Traumatic brain injuries (TBI) have been called the signature injury of the wars in Afghanistan and Iraq, as nearly a fifth of all returning soldiers are diagnosed with brain injuries, PTSD, or a combination of the two. Last week, the Institute of Medicine released their comprehensive report hoping to understand the scope of these injuries and the long-term risks of blast exposure for service members.
The large majority of brain injury causing blasts experienced by soldiers came from improvised explosive devices (IED), which have wounded more than 33,000 veterans in Iraq and Afghanistan alone. The IOM reports says that number is likely quite low considering the number of blast-related injuries observed.
Many soldiers hurt by IED’s are not physically wounded, but when the body absorbs a blast shock-wave it can cause extreme damage to the nervous system and body tissue.

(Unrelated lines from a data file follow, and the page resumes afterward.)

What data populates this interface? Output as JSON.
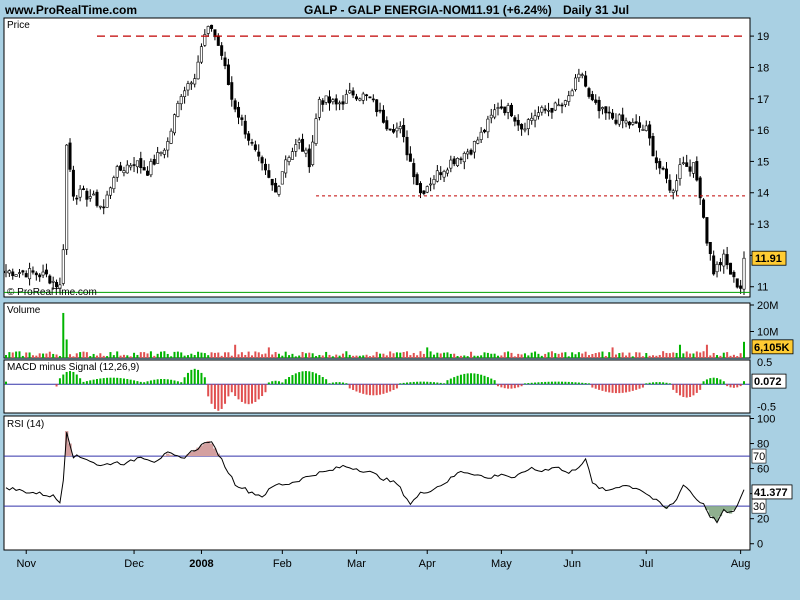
{
  "header": {
    "site": "www.ProRealTime.com",
    "title": "GALP - GALP ENERGIA-NOM",
    "price_change": "11.91 (+6.24%)",
    "period": "Daily  31 Jul"
  },
  "colors": {
    "background": "#a9d0e3",
    "panel": "#ffffff",
    "up": "#00b400",
    "down": "#e05050",
    "resistance": "#c00000",
    "support": "#00a000",
    "rsi_line": "#3333aa",
    "badge": "#ffcc33"
  },
  "chart_data": [
    {
      "type": "candlestick",
      "label": "Price",
      "credit": "© ProRealTime.com",
      "ylim": [
        10.8,
        19.45
      ],
      "yticks": [
        "11",
        "12",
        "13",
        "14",
        "15",
        "16",
        "17",
        "18",
        "19"
      ],
      "last_value": "11.91",
      "x_labels": [
        "Nov",
        "Dec",
        "2008",
        "Feb",
        "Mar",
        "Apr",
        "May",
        "Jun",
        "Jul",
        "Aug"
      ],
      "levels": [
        {
          "kind": "resistance",
          "value": 19.0
        },
        {
          "kind": "resistance",
          "value": 13.9
        },
        {
          "kind": "support",
          "value": 10.82
        }
      ],
      "close_path": [
        [
          0,
          11.5
        ],
        [
          7,
          11.45
        ],
        [
          12,
          11.35
        ],
        [
          16,
          11.0
        ],
        [
          17,
          12.3
        ],
        [
          18,
          15.5
        ],
        [
          20,
          14.0
        ],
        [
          25,
          13.9
        ],
        [
          29,
          13.5
        ],
        [
          32,
          14.6
        ],
        [
          38,
          15.0
        ],
        [
          42,
          14.7
        ],
        [
          48,
          15.6
        ],
        [
          52,
          17.2
        ],
        [
          56,
          17.8
        ],
        [
          59,
          19.0
        ],
        [
          61,
          19.3
        ],
        [
          64,
          18.4
        ],
        [
          67,
          17.0
        ],
        [
          71,
          16.0
        ],
        [
          75,
          15.0
        ],
        [
          80,
          14.0
        ],
        [
          83,
          15.1
        ],
        [
          87,
          15.6
        ],
        [
          90,
          15.0
        ],
        [
          93,
          17.0
        ],
        [
          98,
          16.8
        ],
        [
          103,
          17.2
        ],
        [
          108,
          17.0
        ],
        [
          113,
          16.2
        ],
        [
          117,
          16.0
        ],
        [
          120,
          15.0
        ],
        [
          123,
          14.0
        ],
        [
          127,
          14.5
        ],
        [
          132,
          15.0
        ],
        [
          138,
          15.4
        ],
        [
          142,
          16.0
        ],
        [
          146,
          16.8
        ],
        [
          150,
          16.6
        ],
        [
          153,
          16.1
        ],
        [
          157,
          16.5
        ],
        [
          162,
          16.7
        ],
        [
          166,
          16.8
        ],
        [
          169,
          17.5
        ],
        [
          171,
          17.8
        ],
        [
          173,
          17.0
        ],
        [
          176,
          16.6
        ],
        [
          180,
          16.4
        ],
        [
          185,
          16.2
        ],
        [
          190,
          16.0
        ],
        [
          193,
          15.0
        ],
        [
          196,
          14.4
        ],
        [
          198,
          14.0
        ],
        [
          200,
          15.0
        ],
        [
          204,
          14.8
        ],
        [
          206,
          14.0
        ],
        [
          208,
          12.5
        ],
        [
          210,
          11.5
        ],
        [
          213,
          11.9
        ],
        [
          216,
          11.2
        ],
        [
          218,
          11.0
        ],
        [
          219,
          11.91
        ]
      ]
    },
    {
      "type": "bar",
      "label": "Volume",
      "yticks": [
        "20M",
        "10M"
      ],
      "ylim": [
        0,
        20000000
      ],
      "last_value": "6,105K",
      "spikes": [
        [
          17,
          17
        ],
        [
          18,
          7
        ],
        [
          68,
          5
        ],
        [
          78,
          4
        ],
        [
          125,
          4
        ],
        [
          180,
          4
        ],
        [
          200,
          5
        ],
        [
          208,
          5
        ]
      ]
    },
    {
      "type": "bar",
      "label": "MACD minus Signal (12,26,9)",
      "yticks": [
        "0.5",
        "-0.5"
      ],
      "ylim": [
        -0.65,
        0.55
      ],
      "last_value": "0.072",
      "segments": [
        [
          0,
          1,
          0.06
        ],
        [
          15,
          16,
          -0.05
        ],
        [
          16,
          23,
          0.3
        ],
        [
          23,
          41,
          0.15
        ],
        [
          41,
          53,
          0.12
        ],
        [
          53,
          60,
          0.35
        ],
        [
          60,
          67,
          -0.6
        ],
        [
          67,
          78,
          -0.45
        ],
        [
          78,
          83,
          0.08
        ],
        [
          83,
          96,
          0.3
        ],
        [
          96,
          102,
          0.05
        ],
        [
          102,
          117,
          -0.25
        ],
        [
          117,
          131,
          0.06
        ],
        [
          131,
          146,
          0.25
        ],
        [
          146,
          154,
          -0.1
        ],
        [
          154,
          174,
          0.06
        ],
        [
          174,
          190,
          -0.2
        ],
        [
          190,
          198,
          0.05
        ],
        [
          198,
          207,
          -0.3
        ],
        [
          207,
          214,
          0.15
        ],
        [
          214,
          219,
          -0.08
        ],
        [
          219,
          220,
          0.07
        ]
      ]
    },
    {
      "type": "line",
      "label": "RSI (14)",
      "ylim": [
        -5,
        102
      ],
      "yticks": [
        "100",
        "80",
        "60",
        "40",
        "20",
        "0"
      ],
      "levels": [
        "70",
        "30"
      ],
      "last_value": "41.377",
      "values": [
        [
          0,
          45
        ],
        [
          5,
          42
        ],
        [
          10,
          40
        ],
        [
          14,
          38
        ],
        [
          16,
          33
        ],
        [
          17,
          52
        ],
        [
          18,
          90
        ],
        [
          20,
          70
        ],
        [
          24,
          68
        ],
        [
          28,
          62
        ],
        [
          32,
          65
        ],
        [
          36,
          64
        ],
        [
          40,
          70
        ],
        [
          44,
          66
        ],
        [
          48,
          72
        ],
        [
          52,
          68
        ],
        [
          56,
          75
        ],
        [
          60,
          82
        ],
        [
          61,
          80
        ],
        [
          63,
          72
        ],
        [
          65,
          62
        ],
        [
          68,
          48
        ],
        [
          72,
          42
        ],
        [
          76,
          38
        ],
        [
          80,
          47
        ],
        [
          84,
          48
        ],
        [
          88,
          52
        ],
        [
          92,
          56
        ],
        [
          96,
          58
        ],
        [
          100,
          62
        ],
        [
          104,
          60
        ],
        [
          108,
          57
        ],
        [
          112,
          52
        ],
        [
          116,
          48
        ],
        [
          118,
          40
        ],
        [
          120,
          32
        ],
        [
          123,
          40
        ],
        [
          127,
          44
        ],
        [
          131,
          50
        ],
        [
          135,
          58
        ],
        [
          139,
          56
        ],
        [
          143,
          52
        ],
        [
          147,
          56
        ],
        [
          151,
          52
        ],
        [
          155,
          60
        ],
        [
          159,
          58
        ],
        [
          163,
          62
        ],
        [
          167,
          56
        ],
        [
          170,
          62
        ],
        [
          172,
          68
        ],
        [
          174,
          48
        ],
        [
          178,
          42
        ],
        [
          183,
          47
        ],
        [
          188,
          44
        ],
        [
          192,
          36
        ],
        [
          196,
          28
        ],
        [
          199,
          35
        ],
        [
          201,
          48
        ],
        [
          203,
          42
        ],
        [
          205,
          35
        ],
        [
          207,
          32
        ],
        [
          209,
          22
        ],
        [
          211,
          18
        ],
        [
          213,
          26
        ],
        [
          215,
          24
        ],
        [
          217,
          30
        ],
        [
          219,
          42
        ]
      ]
    }
  ]
}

The report was authored by a panel of over a dozen scientists and physicians, who came to the consensus that blast exposure puts veterans at long-term heightened risk for post-traumatic stress disorder, certain types of traumatic brain injury, growth hormone deficiency, and other reoccurring symptoms.
The report does show that there is little evidence linking blast-related brain injuries to the degenerative brain condition called chronic traumatic encephalopathy (CTE) which has become associated with brain injuries in football and other contact sports.
As Forbes reports, the study urges for well-designed studies to examine how these blasts cause complex injuries to the body from both the Department of Defense and Department of Veterans Affairs. They also suggested creating a registry of veterans exposed to blasts to better provide health care to those who may not develop health problems from the injury immediately.
The full report can be seen here.